Demonstrates Successful Health Learning
in Challenging Environments


By Allison Kozicharow; Edited by Jessie Crowdy

The WiRED International team completed the first field test of our Community Health Worker (CHW) Training Program this week in Kisumu, Kenya. More than two years in the making, WiRED Executive Director Gary Selnow, Ph.D., said, “The comprehensive content and the delivery aspects of this basic community health worker training program make it the first of its kind anywhere in the world.”


The World Health Organization (WHO) declared CHWs to be key to improving people’s health in low-resource areas of the world, where doctors and nurses are scarce. CHWs are frontline health workers who have a close understanding of the specific health issues of communities they serve. Barriers to increasing the scant CHW workforce globally are: the lack of training, supervision and support.

In response, WiRED developed a basic CHW training program centered on the World Health Organization’s (WHO) descriptions of CHW responsibilities. We first researched WHO expectations and guidelines for CHWs and created a curriculum under the guidance of a dozen physicians and nursing professors.

How does the program work? WiRED supplies the CHW materials, trains the trainers and supplies some equipment. Our partners on the ground organize and administer the training classes. We planned this first field test to take place in Kenya, soon to be followed by tests in India, Nicaragua and Armenia. Claremont Graduate University is supervising this pilot phase.

The field test in Kenya

For the past two weeks, Dr. Selnow sat in on classes using WiRED modules given by Zablon Asembo Kitoli, a medical clinician, and Winnie Nafula Makhaka, a nurse. Both trainers have had years of experience in the community health sector.

CHW teaching community members about health. Teaching is a critical function of CHWs.

The curriculum uses WHO topics, centering around: (1) general public health/medical background issues (anatomy, infectious diseases, non-communicable diseases); (2) clinical issues (e.g., patient assessment, first aid); and (3) community outreach — communication, teaching and health surveillance.

Fifteen students selected from local communities attended classes daily, during which they engaged with the trainers and participated in the interactive elements of the modules.

Dr. Selnow said, “It’s inspiring to watch these young people take in the lessons. We provided lunch and tea breaks, and they would come back early, waiting for the class to begin.”

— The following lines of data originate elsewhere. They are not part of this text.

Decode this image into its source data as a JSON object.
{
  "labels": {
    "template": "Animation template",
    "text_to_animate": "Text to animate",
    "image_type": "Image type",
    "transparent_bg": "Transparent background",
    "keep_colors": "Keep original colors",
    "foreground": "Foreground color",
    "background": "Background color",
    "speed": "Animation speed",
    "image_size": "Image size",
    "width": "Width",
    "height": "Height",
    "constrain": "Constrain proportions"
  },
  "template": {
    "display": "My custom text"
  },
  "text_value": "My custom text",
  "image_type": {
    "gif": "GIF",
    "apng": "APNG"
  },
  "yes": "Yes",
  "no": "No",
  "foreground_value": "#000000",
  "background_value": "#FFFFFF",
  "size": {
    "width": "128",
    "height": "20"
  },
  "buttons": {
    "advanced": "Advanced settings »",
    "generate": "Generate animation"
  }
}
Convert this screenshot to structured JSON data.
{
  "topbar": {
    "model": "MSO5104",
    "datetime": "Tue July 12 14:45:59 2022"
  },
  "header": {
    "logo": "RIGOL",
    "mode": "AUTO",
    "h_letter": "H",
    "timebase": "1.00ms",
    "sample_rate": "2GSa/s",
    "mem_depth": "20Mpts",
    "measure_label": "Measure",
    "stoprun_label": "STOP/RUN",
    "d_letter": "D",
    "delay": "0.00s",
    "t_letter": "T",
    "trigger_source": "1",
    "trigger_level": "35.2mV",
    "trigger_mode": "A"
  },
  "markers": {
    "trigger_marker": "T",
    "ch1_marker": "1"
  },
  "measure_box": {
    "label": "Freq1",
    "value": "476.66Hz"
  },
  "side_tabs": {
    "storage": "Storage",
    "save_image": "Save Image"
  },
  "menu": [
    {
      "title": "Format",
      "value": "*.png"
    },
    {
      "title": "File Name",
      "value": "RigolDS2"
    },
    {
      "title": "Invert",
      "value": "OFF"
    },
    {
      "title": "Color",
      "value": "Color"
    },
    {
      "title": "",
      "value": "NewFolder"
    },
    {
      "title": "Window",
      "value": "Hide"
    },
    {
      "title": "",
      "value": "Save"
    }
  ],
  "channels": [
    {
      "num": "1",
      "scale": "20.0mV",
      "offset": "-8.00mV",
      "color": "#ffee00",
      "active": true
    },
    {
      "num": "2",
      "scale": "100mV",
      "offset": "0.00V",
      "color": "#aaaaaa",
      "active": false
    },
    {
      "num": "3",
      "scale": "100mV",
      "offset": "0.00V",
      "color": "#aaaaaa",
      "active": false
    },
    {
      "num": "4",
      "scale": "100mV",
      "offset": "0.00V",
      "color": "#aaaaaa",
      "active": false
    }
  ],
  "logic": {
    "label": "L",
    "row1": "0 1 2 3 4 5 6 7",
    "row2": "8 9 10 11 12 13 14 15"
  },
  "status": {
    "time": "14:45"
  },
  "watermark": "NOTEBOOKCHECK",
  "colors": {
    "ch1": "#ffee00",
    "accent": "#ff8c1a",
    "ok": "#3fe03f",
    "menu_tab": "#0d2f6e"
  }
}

After the training, the future CHWs demonstrated their capacity to teach a community about health. Concluding the program, students took a rigorous final exam.

The result

The pilot program was designed to determine if the curriculum provides students with the essential background necessary to prepare CHWs for their roles. Thirteen of the 15 students passed the final exam, while the remaining two have one more opportunity to retake the test.

Dr. Selnow said, “It’s gratifying to see the student response to this curriculum and to observe the effectiveness of the training material measured by the students’ impressive performance on a difficult exam. This is strong evidence that the program provides the fundamentals necessary to prepare effective community health workers.”  

In addition to the basic training curriculum, WiRED provides an ongoing program in Continuing Health Education, allowing certificate earners to stay current on the latest health and medical issues facing low-resource communities.  WiRED maintains that offering our CHW program at no charge makes an expert training curriculum  accessible to even the neediest communities. This underscores our belief that community health begins with knowledge.